[Dataset]
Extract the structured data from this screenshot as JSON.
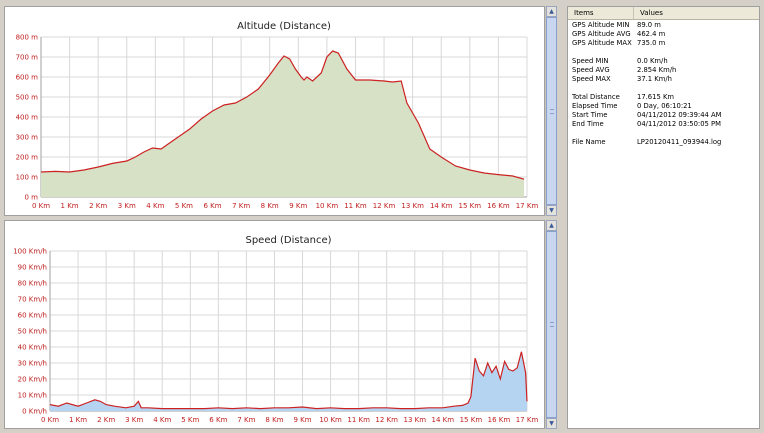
{
  "colors": {
    "curve": "#cc2222",
    "altitude_fill": "#d6e1c6",
    "speed_fill": "#b4d4f2",
    "tick_text": "#c02020"
  },
  "scrollbar_icons": [
    "arrow-up-icon",
    "arrow-down-icon",
    "grip-icon"
  ],
  "table": {
    "headers": {
      "items": "Items",
      "values": "Values"
    },
    "rows": [
      {
        "item": "GPS Altitude MIN",
        "value": "89.0 m"
      },
      {
        "item": "GPS Altitude AVG",
        "value": "462.4 m"
      },
      {
        "item": "GPS Altitude MAX",
        "value": "735.0 m"
      },
      {
        "item": "",
        "value": ""
      },
      {
        "item": "Speed MIN",
        "value": "0.0 Km/h"
      },
      {
        "item": "Speed AVG",
        "value": "2.854 Km/h"
      },
      {
        "item": "Speed MAX",
        "value": "37.1 Km/h"
      },
      {
        "item": "",
        "value": ""
      },
      {
        "item": "Total Distance",
        "value": "17.615 Km"
      },
      {
        "item": "Elapsed Time",
        "value": "0 Day, 06:10:21"
      },
      {
        "item": "Start Time",
        "value": "04/11/2012 09:39:44 AM"
      },
      {
        "item": "End Time",
        "value": "04/11/2012 03:50:05 PM"
      },
      {
        "item": "",
        "value": ""
      },
      {
        "item": "File Name",
        "value": "LP20120411_093944.log"
      }
    ]
  },
  "chart_data": [
    {
      "type": "area",
      "title": "Altitude (Distance)",
      "xlabel": "",
      "ylabel": "",
      "xlim": [
        0,
        17
      ],
      "ylim": [
        0,
        800
      ],
      "x_ticks": [
        "0 Km",
        "1 Km",
        "2 Km",
        "3 Km",
        "4 Km",
        "5 Km",
        "6 Km",
        "7 Km",
        "8 Km",
        "9 Km",
        "10 Km",
        "11 Km",
        "12 Km",
        "13 Km",
        "14 Km",
        "15 Km",
        "16 Km",
        "17 Km"
      ],
      "y_ticks": [
        "0 m",
        "100 m",
        "200 m",
        "300 m",
        "400 m",
        "500 m",
        "600 m",
        "700 m",
        "800 m"
      ],
      "grid": true,
      "x": [
        0,
        0.5,
        1,
        1.5,
        2,
        2.5,
        3,
        3.3,
        3.6,
        3.9,
        4.2,
        4.5,
        4.8,
        5.2,
        5.6,
        6,
        6.4,
        6.8,
        7.2,
        7.6,
        8,
        8.3,
        8.5,
        8.7,
        8.9,
        9.1,
        9.2,
        9.3,
        9.5,
        9.8,
        10,
        10.2,
        10.4,
        10.7,
        11,
        11.5,
        12,
        12.3,
        12.6,
        12.8,
        13.2,
        13.6,
        14,
        14.5,
        15,
        15.5,
        16,
        16.5,
        16.9
      ],
      "y": [
        125,
        128,
        125,
        135,
        150,
        168,
        180,
        200,
        225,
        245,
        240,
        270,
        300,
        340,
        390,
        430,
        460,
        470,
        500,
        540,
        610,
        670,
        705,
        690,
        640,
        600,
        585,
        600,
        580,
        620,
        700,
        730,
        720,
        640,
        585,
        585,
        580,
        575,
        580,
        470,
        370,
        240,
        200,
        155,
        135,
        120,
        112,
        105,
        89
      ]
    },
    {
      "type": "area",
      "title": "Speed (Distance)",
      "xlabel": "",
      "ylabel": "",
      "xlim": [
        0,
        17
      ],
      "ylim": [
        0,
        100
      ],
      "x_ticks": [
        "0 Km",
        "1 Km",
        "2 Km",
        "3 Km",
        "4 Km",
        "5 Km",
        "6 Km",
        "7 Km",
        "8 Km",
        "9 Km",
        "10 Km",
        "11 Km",
        "12 Km",
        "13 Km",
        "14 Km",
        "15 Km",
        "16 Km",
        "17 Km"
      ],
      "y_ticks": [
        "0 Km/h",
        "10 Km/h",
        "20 Km/h",
        "30 Km/h",
        "40 Km/h",
        "50 Km/h",
        "60 Km/h",
        "70 Km/h",
        "80 Km/h",
        "90 Km/h",
        "100 Km/h"
      ],
      "grid": true,
      "x": [
        0,
        0.3,
        0.6,
        1,
        1.3,
        1.6,
        1.8,
        2,
        2.3,
        2.7,
        3,
        3.15,
        3.25,
        3.5,
        4,
        4.5,
        5,
        5.5,
        6,
        6.5,
        7,
        7.5,
        8,
        8.5,
        9,
        9.5,
        10,
        10.5,
        11,
        11.5,
        12,
        12.5,
        13,
        13.5,
        14,
        14.4,
        14.7,
        14.9,
        15,
        15.15,
        15.3,
        15.45,
        15.6,
        15.75,
        15.9,
        16.05,
        16.2,
        16.35,
        16.5,
        16.65,
        16.8,
        16.95,
        17
      ],
      "y": [
        4,
        3,
        5,
        3,
        5,
        7,
        6,
        4,
        3,
        2,
        3,
        6,
        2,
        2,
        1.5,
        1.5,
        1.5,
        1.5,
        2,
        1.5,
        2,
        1.5,
        2,
        2,
        2.5,
        1.5,
        2,
        1.5,
        1.5,
        2,
        2,
        1.5,
        1.5,
        2,
        2,
        3,
        3.5,
        5,
        9,
        33,
        25,
        22,
        30,
        24,
        28,
        20,
        31,
        26,
        25,
        27,
        37,
        24,
        6
      ]
    }
  ]
}
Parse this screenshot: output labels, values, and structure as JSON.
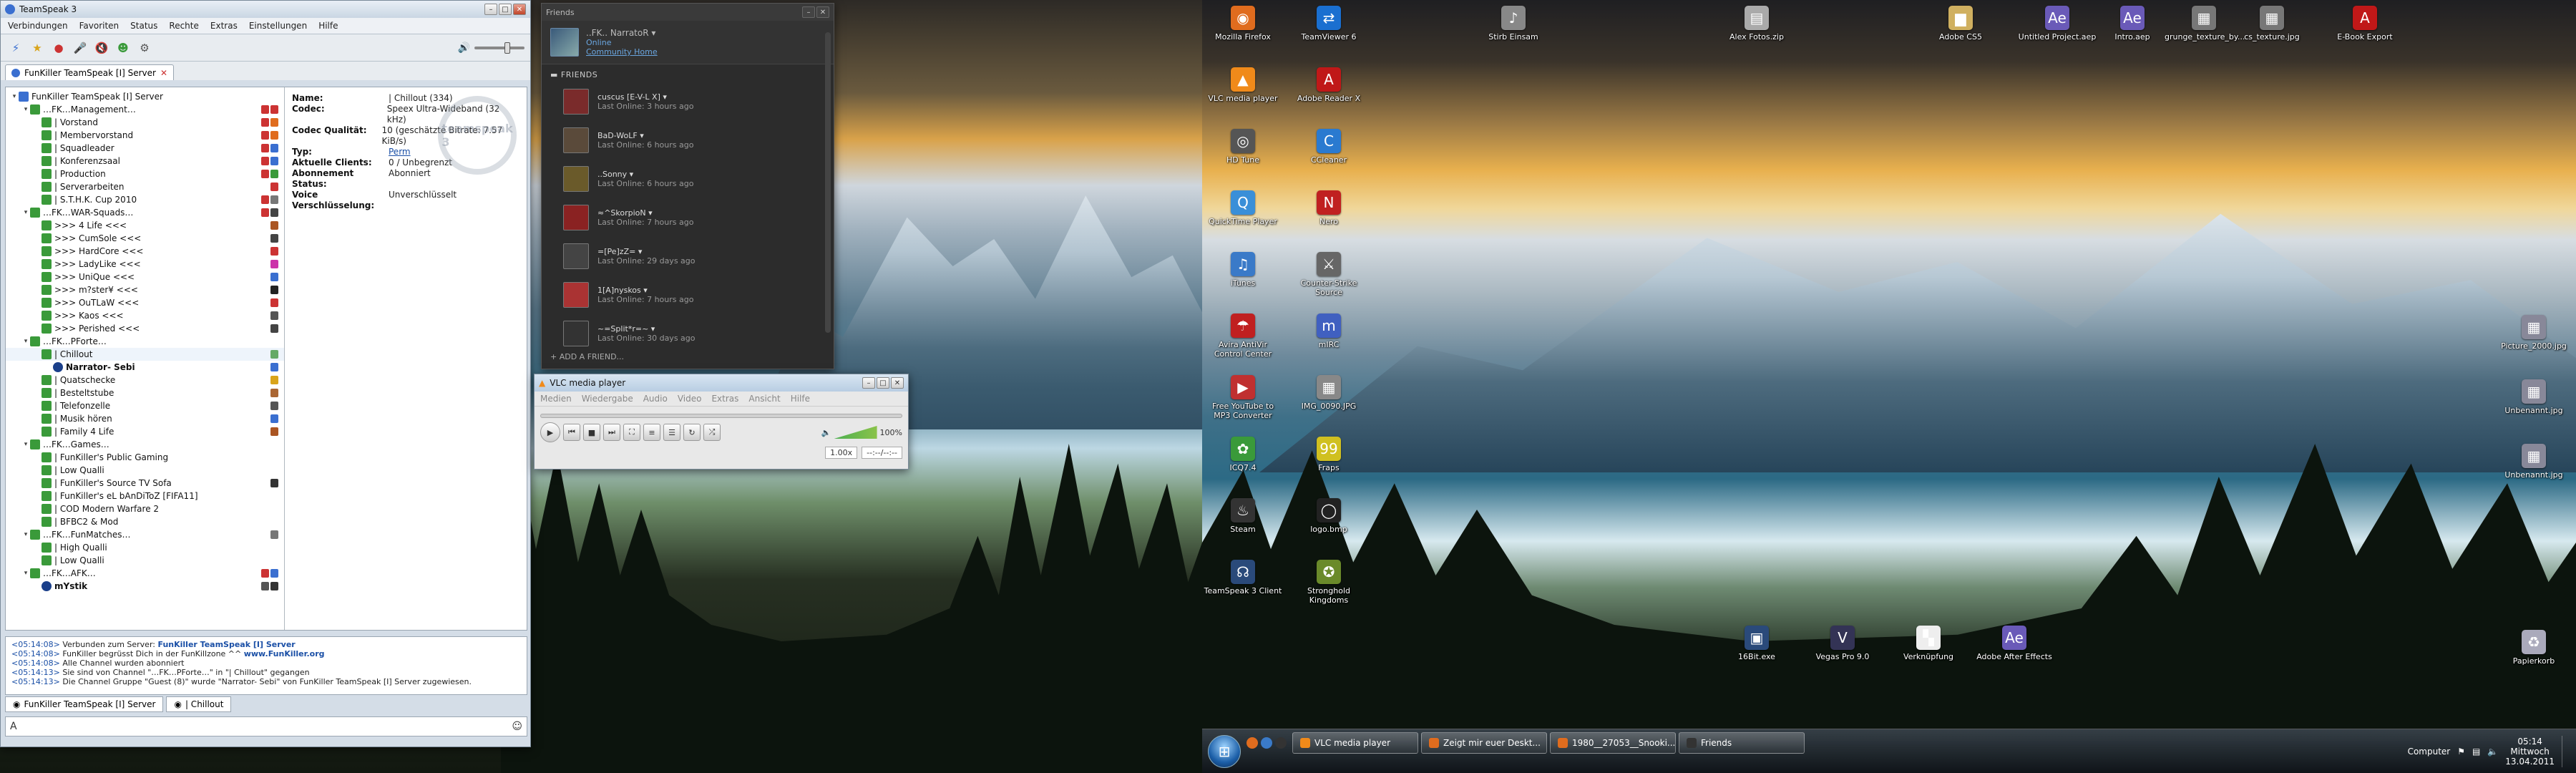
{
  "teamspeak": {
    "title": "TeamSpeak 3",
    "menu": [
      "Verbindungen",
      "Favoriten",
      "Status",
      "Rechte",
      "Extras",
      "Einstellungen",
      "Hilfe"
    ],
    "tab": "FunKiller TeamSpeak [I] Server",
    "tree": [
      {
        "label": "FunKiller TeamSpeak [I] Server",
        "depth": 0,
        "type": "server",
        "badges": []
      },
      {
        "label": "…FK…Management…",
        "depth": 1,
        "type": "spacer",
        "badges": [
          "#c33",
          "#c33"
        ]
      },
      {
        "label": "| Vorstand",
        "depth": 2,
        "type": "channel",
        "badges": [
          "#c33",
          "#e06c1e"
        ]
      },
      {
        "label": "| Membervorstand",
        "depth": 2,
        "type": "channel",
        "badges": [
          "#c33",
          "#e06c1e"
        ]
      },
      {
        "label": "| Squadleader",
        "depth": 2,
        "type": "channel",
        "badges": [
          "#c33",
          "#3a6fd0"
        ]
      },
      {
        "label": "| Konferenzsaal",
        "depth": 2,
        "type": "channel",
        "badges": [
          "#c33",
          "#3a6fd0"
        ]
      },
      {
        "label": "| Production",
        "depth": 2,
        "type": "channel",
        "badges": [
          "#c33",
          "#3a9a3a"
        ]
      },
      {
        "label": "| Serverarbeiten",
        "depth": 2,
        "type": "channel",
        "badges": [
          "#c33"
        ]
      },
      {
        "label": "| S.T.H.K. Cup 2010",
        "depth": 2,
        "type": "channel",
        "badges": [
          "#c33",
          "#777"
        ]
      },
      {
        "label": "…FK…WAR-Squads…",
        "depth": 1,
        "type": "spacer",
        "badges": [
          "#c33",
          "#444"
        ]
      },
      {
        "label": ">>> 4 Life <<<",
        "depth": 2,
        "type": "channel",
        "badges": [
          "#a52"
        ]
      },
      {
        "label": ">>> CumSole <<<",
        "depth": 2,
        "type": "channel",
        "badges": [
          "#444"
        ]
      },
      {
        "label": ">>> HardCore <<<",
        "depth": 2,
        "type": "channel",
        "badges": [
          "#c33"
        ]
      },
      {
        "label": ">>> LadyLike <<<",
        "depth": 2,
        "type": "channel",
        "badges": [
          "#c3a"
        ]
      },
      {
        "label": ">>> UniQue <<<",
        "depth": 2,
        "type": "channel",
        "badges": [
          "#3a6fd0"
        ]
      },
      {
        "label": ">>> m?ster¥ <<<",
        "depth": 2,
        "type": "channel",
        "badges": [
          "#222"
        ]
      },
      {
        "label": ">>> OuTLaW <<<",
        "depth": 2,
        "type": "channel",
        "badges": [
          "#c33"
        ]
      },
      {
        "label": ">>> Kaos <<<",
        "depth": 2,
        "type": "channel",
        "badges": [
          "#555"
        ]
      },
      {
        "label": ">>> Perished <<<",
        "depth": 2,
        "type": "channel",
        "badges": [
          "#444"
        ]
      },
      {
        "label": "…FK…PForte…",
        "depth": 1,
        "type": "spacer",
        "badges": []
      },
      {
        "label": "| Chillout",
        "depth": 2,
        "type": "channel",
        "badges": [
          "#6a6"
        ],
        "selected": true
      },
      {
        "label": "Narrator- Sebi",
        "depth": 3,
        "type": "user",
        "badges": [
          "#3a6fd0"
        ]
      },
      {
        "label": "| Quatschecke",
        "depth": 2,
        "type": "channel",
        "badges": [
          "#d9a41a"
        ]
      },
      {
        "label": "| Besteltstube",
        "depth": 2,
        "type": "channel",
        "badges": [
          "#a63"
        ]
      },
      {
        "label": "| Telefonzelle",
        "depth": 2,
        "type": "channel",
        "badges": [
          "#555"
        ]
      },
      {
        "label": "| Musik hören",
        "depth": 2,
        "type": "channel",
        "badges": [
          "#3a6fd0"
        ]
      },
      {
        "label": "| Family 4 Life",
        "depth": 2,
        "type": "channel",
        "badges": [
          "#a52"
        ]
      },
      {
        "label": "…FK…Games…",
        "depth": 1,
        "type": "spacer",
        "badges": []
      },
      {
        "label": "| FunKiller's Public Gaming",
        "depth": 2,
        "type": "channel",
        "badges": []
      },
      {
        "label": "| Low Qualli",
        "depth": 2,
        "type": "channel",
        "badges": []
      },
      {
        "label": "| FunKiller's Source TV Sofa",
        "depth": 2,
        "type": "channel",
        "badges": [
          "#333"
        ]
      },
      {
        "label": "| FunKiller's eL bAnDiToZ [FIFA11]",
        "depth": 2,
        "type": "channel",
        "badges": []
      },
      {
        "label": "| COD Modern Warfare 2",
        "depth": 2,
        "type": "channel",
        "badges": []
      },
      {
        "label": "| BFBC2 & Mod",
        "depth": 2,
        "type": "channel",
        "badges": []
      },
      {
        "label": "…FK…FunMatches…",
        "depth": 1,
        "type": "spacer",
        "badges": [
          "#777"
        ]
      },
      {
        "label": "| High Qualli",
        "depth": 2,
        "type": "channel",
        "badges": []
      },
      {
        "label": "| Low Qualli",
        "depth": 2,
        "type": "channel",
        "badges": []
      },
      {
        "label": "…FK…AFK…",
        "depth": 1,
        "type": "spacer",
        "badges": [
          "#c33",
          "#3a6fd0"
        ]
      },
      {
        "label": "mYstik",
        "depth": 2,
        "type": "user",
        "badges": [
          "#555",
          "#333"
        ]
      }
    ],
    "info": [
      {
        "k": "Name:",
        "v": "| Chillout (334)"
      },
      {
        "k": "Codec:",
        "v": "Speex Ultra-Wideband (32 kHz)"
      },
      {
        "k": "Codec Qualität:",
        "v": "10 (geschätzte Bitrate: 7.57 KiB/s)"
      },
      {
        "k": "Typ:",
        "v": "Perm",
        "link": true
      },
      {
        "k": "Aktuelle Clients:",
        "v": "0 / Unbegrenzt"
      },
      {
        "k": "Abonnement Status:",
        "v": "Abonniert"
      },
      {
        "k": "Voice Verschlüsselung:",
        "v": "Unverschlüsselt"
      }
    ],
    "logo": "teamspeak 3",
    "chat": [
      {
        "t": "<05:14:08>",
        "m": " Verbunden zum Server: ",
        "b": "FunKiller TeamSpeak [I] Server"
      },
      {
        "t": "<05:14:08>",
        "m": " FunKiller begrüsst Dich in der FunKillzone ^^ ",
        "b": "www.FunKiller.org"
      },
      {
        "t": "<05:14:08>",
        "m": " Alle Channel wurden abonniert",
        "b": ""
      },
      {
        "t": "<05:14:13>",
        "m": " Sie sind von Channel \"…FK…PForte…\" in \"| Chillout\" gegangen",
        "b": ""
      },
      {
        "t": "<05:14:13>",
        "m": " Die Channel Gruppe \"Guest (8)\" wurde \"Narrator- Sebi\" von FunKiller TeamSpeak [I] Server zugewiesen.",
        "b": ""
      }
    ],
    "chat_tabs": [
      "FunKiller TeamSpeak [I] Server",
      "| Chillout"
    ]
  },
  "friends": {
    "title": "Friends",
    "me": {
      "name": "..FK.. NarratoR",
      "status": "Online",
      "community": "Community Home"
    },
    "section": "FRIENDS",
    "list": [
      {
        "name": "cuscus [E-V-L X]",
        "last": "Last Online: 3 hours ago",
        "color": "#7a2b2b"
      },
      {
        "name": "BaD-WoLF",
        "last": "Last Online: 6 hours ago",
        "color": "#5a4a3a"
      },
      {
        "name": "..Sonny",
        "last": "Last Online: 6 hours ago",
        "color": "#6a5a2a"
      },
      {
        "name": "≈^SkorpioN",
        "last": "Last Online: 7 hours ago",
        "color": "#8a2222"
      },
      {
        "name": "=[Pe]zZ=",
        "last": "Last Online: 29 days ago",
        "color": "#444"
      },
      {
        "name": "1[A]nyskos",
        "last": "Last Online: 7 hours ago",
        "color": "#a33"
      },
      {
        "name": "~=Split*r=~",
        "last": "Last Online: 30 days ago",
        "color": "#333"
      }
    ],
    "add": "+ ADD A FRIEND..."
  },
  "vlc": {
    "title": "VLC media player",
    "menu": [
      "Medien",
      "Wiedergabe",
      "Audio",
      "Video",
      "Extras",
      "Ansicht",
      "Hilfe"
    ],
    "volume": "100%",
    "speed": "1.00x",
    "time": "--:--/--:--"
  },
  "desktop": {
    "icons": [
      {
        "label": "Mozilla Firefox",
        "color": "#e06c1e",
        "glyph": "◉"
      },
      {
        "label": "TeamViewer 6",
        "color": "#1a6fd0",
        "glyph": "⇄"
      },
      {
        "label": "VLC media player",
        "color": "#f08a1a",
        "glyph": "▲"
      },
      {
        "label": "Adobe Reader X",
        "color": "#c01818",
        "glyph": "A"
      },
      {
        "label": "HD Tune",
        "color": "#555",
        "glyph": "◎"
      },
      {
        "label": "CCleaner",
        "color": "#2a7ad0",
        "glyph": "C"
      },
      {
        "label": "QuickTime Player",
        "color": "#3a8fd8",
        "glyph": "Q"
      },
      {
        "label": "Nero",
        "color": "#c02020",
        "glyph": "N"
      },
      {
        "label": "iTunes",
        "color": "#3a7ac8",
        "glyph": "♫"
      },
      {
        "label": "Counter-Strike Source",
        "color": "#666",
        "glyph": "⚔"
      },
      {
        "label": "Avira AntiVir Control Center",
        "color": "#c02020",
        "glyph": "☂"
      },
      {
        "label": "mIRC",
        "color": "#4060c0",
        "glyph": "m"
      },
      {
        "label": "Free YouTube to MP3 Converter",
        "color": "#c03030",
        "glyph": "▶"
      },
      {
        "label": "IMG_0090.JPG",
        "color": "#888",
        "glyph": "▦"
      },
      {
        "label": "ICQ7.4",
        "color": "#3a9a3a",
        "glyph": "✿"
      },
      {
        "label": "Fraps",
        "color": "#d0c020",
        "glyph": "99"
      },
      {
        "label": "Steam",
        "color": "#333",
        "glyph": "♨"
      },
      {
        "label": "logo.bmp",
        "color": "#222",
        "glyph": "◯"
      },
      {
        "label": "TeamSpeak 3 Client",
        "color": "#2a4a7a",
        "glyph": "☊"
      },
      {
        "label": "Stronghold Kingdoms",
        "color": "#6a8a2a",
        "glyph": "✪"
      }
    ],
    "top_icons": [
      {
        "label": "Stirb Einsam",
        "color": "#888",
        "glyph": "♪"
      },
      {
        "label": "Alex Fotos.zip",
        "color": "#aaa",
        "glyph": "▤"
      },
      {
        "label": "Adobe CS5",
        "color": "#d0b060",
        "glyph": "▆"
      },
      {
        "label": "Untitled Project.aep",
        "color": "#6a5ab8",
        "glyph": "Ae"
      },
      {
        "label": "Intro.aep",
        "color": "#6a5ab8",
        "glyph": "Ae"
      },
      {
        "label": "grunge_texture_by...",
        "color": "#777",
        "glyph": "▦"
      },
      {
        "label": "cs_texture.jpg",
        "color": "#777",
        "glyph": "▦"
      },
      {
        "label": "E-Book Export",
        "color": "#c01818",
        "glyph": "A"
      }
    ],
    "bottom_icons": [
      {
        "label": "16Bit.exe",
        "color": "#2a4a7a",
        "glyph": "▣"
      },
      {
        "label": "Vegas Pro 9.0",
        "color": "#335",
        "glyph": "V"
      },
      {
        "label": "Verknüpfung",
        "color": "#eee",
        "glyph": "▚"
      },
      {
        "label": "Adobe After Effects",
        "color": "#6a5ab8",
        "glyph": "Ae"
      }
    ],
    "right_icons": [
      {
        "label": "Picture_2000.jpg",
        "color": "#889",
        "glyph": "▦"
      },
      {
        "label": "Unbenannt.jpg",
        "color": "#889",
        "glyph": "▦"
      },
      {
        "label": "Unbenannt.jpg",
        "color": "#889",
        "glyph": "▦"
      },
      {
        "label": "Papierkorb",
        "color": "#aab",
        "glyph": "♻"
      }
    ]
  },
  "taskbar": {
    "buttons": [
      {
        "label": "VLC media player",
        "color": "#f08a1a"
      },
      {
        "label": "Zeigt mir euer Deskt...",
        "color": "#e06c1e"
      },
      {
        "label": "1980__27053__Snooki...",
        "color": "#e06c1e"
      },
      {
        "label": "Friends",
        "color": "#333"
      }
    ],
    "computer": "Computer",
    "time": "05:14",
    "day": "Mittwoch",
    "date": "13.04.2011"
  }
}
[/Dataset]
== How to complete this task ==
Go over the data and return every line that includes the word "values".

== Written answer ==
      "values": "Values"
Parse this screenshot: output labels, values, and structure as JSON.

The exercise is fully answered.